We come to our Homeland in order to be planted in our natural soil from which we have been uprooted, to strike our roots deep into its life-giving substances, and to stretch out our branches in the sustaining and creating air and sunlight of the Homeland... We, who have been torn away from nature, who have lost the savor of natural living – if we desire life, we must establish a new relationship with nature; we must open a new account with it.
– A.D. Gordon (1856-1922), spiritual leader of the pioneers of the Second Aliyah
We are experiencing the worst drought in almost a century (so far), and one feels guilty enjoying week after week of sunny, pleasant weather during what is supposed to be the rainy season. However, the wild flowers seem not to get it, and their breathtaking display appears, to the untrained eye, to be unaffected by the lack of rain. The season is at its peak now, and the fields and mountainsides and even highway median strips are painted with swaths of bright yellow, and clouds of pale pink/purple, and dots and whole patches of bright red. Everyone knows of a place where the flowers are the "most amazing," and people plan weekend excursions to find the opportunity to remind themselves that the Land of Israel is, despite all the difficulties and conflicts and ambivalences we endure in living here, endowed with great natural beauty, which can help get you through the rough spots. However, wildflowers have a symbolic significance in Israeli culture, beyond simple esthetic enjoyment.

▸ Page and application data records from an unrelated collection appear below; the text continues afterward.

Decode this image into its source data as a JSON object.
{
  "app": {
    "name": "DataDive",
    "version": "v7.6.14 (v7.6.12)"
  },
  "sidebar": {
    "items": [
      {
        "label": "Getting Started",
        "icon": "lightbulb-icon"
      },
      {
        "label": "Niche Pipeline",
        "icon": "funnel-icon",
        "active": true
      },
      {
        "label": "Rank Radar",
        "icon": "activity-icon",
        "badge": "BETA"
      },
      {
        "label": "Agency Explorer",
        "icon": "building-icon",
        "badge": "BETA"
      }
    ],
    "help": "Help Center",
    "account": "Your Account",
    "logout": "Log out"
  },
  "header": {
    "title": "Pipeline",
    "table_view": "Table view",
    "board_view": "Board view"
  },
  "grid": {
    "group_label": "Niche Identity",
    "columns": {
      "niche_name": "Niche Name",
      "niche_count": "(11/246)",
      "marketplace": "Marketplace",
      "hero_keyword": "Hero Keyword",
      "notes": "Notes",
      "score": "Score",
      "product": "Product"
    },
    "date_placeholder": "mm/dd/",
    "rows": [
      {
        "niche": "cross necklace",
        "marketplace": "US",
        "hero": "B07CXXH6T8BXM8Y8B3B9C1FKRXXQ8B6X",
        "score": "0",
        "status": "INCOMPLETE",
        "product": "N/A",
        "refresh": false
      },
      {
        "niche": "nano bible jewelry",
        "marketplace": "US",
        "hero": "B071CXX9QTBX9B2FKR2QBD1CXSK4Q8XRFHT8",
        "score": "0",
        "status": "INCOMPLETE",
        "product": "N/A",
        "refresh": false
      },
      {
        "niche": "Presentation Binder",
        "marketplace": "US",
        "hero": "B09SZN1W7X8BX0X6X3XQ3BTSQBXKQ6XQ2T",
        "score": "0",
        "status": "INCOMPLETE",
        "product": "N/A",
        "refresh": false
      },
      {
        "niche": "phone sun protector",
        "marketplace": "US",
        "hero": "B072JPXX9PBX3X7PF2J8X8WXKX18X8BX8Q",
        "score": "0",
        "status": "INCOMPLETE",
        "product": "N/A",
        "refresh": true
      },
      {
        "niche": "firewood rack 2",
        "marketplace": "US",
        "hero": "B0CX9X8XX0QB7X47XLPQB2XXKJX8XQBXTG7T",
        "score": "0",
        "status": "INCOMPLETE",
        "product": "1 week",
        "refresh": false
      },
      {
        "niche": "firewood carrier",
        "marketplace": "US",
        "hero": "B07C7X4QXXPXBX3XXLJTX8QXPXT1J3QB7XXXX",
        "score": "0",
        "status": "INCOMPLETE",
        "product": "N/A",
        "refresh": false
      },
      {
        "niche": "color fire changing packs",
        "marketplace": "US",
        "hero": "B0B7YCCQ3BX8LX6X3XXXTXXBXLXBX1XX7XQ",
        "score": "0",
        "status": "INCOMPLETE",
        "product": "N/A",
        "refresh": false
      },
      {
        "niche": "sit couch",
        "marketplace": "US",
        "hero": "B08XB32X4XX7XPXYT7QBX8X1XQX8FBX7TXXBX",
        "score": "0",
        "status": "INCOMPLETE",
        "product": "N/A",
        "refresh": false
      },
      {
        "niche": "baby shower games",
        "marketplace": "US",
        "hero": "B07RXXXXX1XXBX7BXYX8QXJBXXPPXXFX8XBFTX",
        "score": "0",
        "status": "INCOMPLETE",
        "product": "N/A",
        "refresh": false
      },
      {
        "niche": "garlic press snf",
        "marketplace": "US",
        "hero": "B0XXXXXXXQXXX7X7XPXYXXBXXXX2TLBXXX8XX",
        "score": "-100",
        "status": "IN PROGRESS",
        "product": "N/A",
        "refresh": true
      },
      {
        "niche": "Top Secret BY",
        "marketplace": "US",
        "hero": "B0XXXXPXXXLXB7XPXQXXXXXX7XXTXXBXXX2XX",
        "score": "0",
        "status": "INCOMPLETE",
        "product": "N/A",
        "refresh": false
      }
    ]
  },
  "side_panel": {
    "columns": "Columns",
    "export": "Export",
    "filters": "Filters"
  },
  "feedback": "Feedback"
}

By the time Zionism came along, most European Jews were city dwellers; for various historical reasons, not many were farmers. The Jews were perceived by others – and perceived themselves, as luftmenschen, "air people," not rooted in the soil of the lands in which they lived, and thus alien and unnatural. Early on, Zionism adopted as one of its goals not just the return of the Jewish people to its land, but their return to a natural, organic connection to the soil, climate, flora and fauna of that land. In this way Zionism was part of the romantic nationalism that was "in the air" in Europe at that time. Indeed, the earliest editions of the pedagogical journal of the Jewish Teachers' Association in Palestine in the early 1900s contained translations of German articles on how to teach "homeland studies." Over the years, the emphasis on learning the geography and nature of the land grew less intense, but did not fade away. When our children were in high school we often spent spring Shabbat afternoons traipsing around our local mountainside with them, helping them prepare for their exams on wildflower identification – not a subject that had been part of the AP biology curriculum at my suburban Chicago high school.
There's something very attractive and comfortable in this fascination with the land, and with the feeling that connection to the landscape is not just political, but somehow spiritual (as long as we don't lose track of the danger of mixing the political with the spiritual, and of making the land into an idol), and that deep knowledge of the land should be an important part of Israeli identity (shared by both Jews and Arabs).
I have to admit that I feel a certain failure as a Zionist, in my continued inability to distinguish among the three bright red wildflowers that carpet the fields in winter. Any Israeli third grader can identify kalaniyot (anemone), nuriot (ranunculus), and pereg (poppy), which bloom in overlapping succession in late winter. All are the same shade of red, the same size, and grow in the same surroundings. Their leaves, petals, and other structural details are definitely different, but though many tour guides have explained the differences to me on hikes over the years, this remains a bit of Israeli identity that, I guess, will forever define me as a new immigrant. But I love them all the same.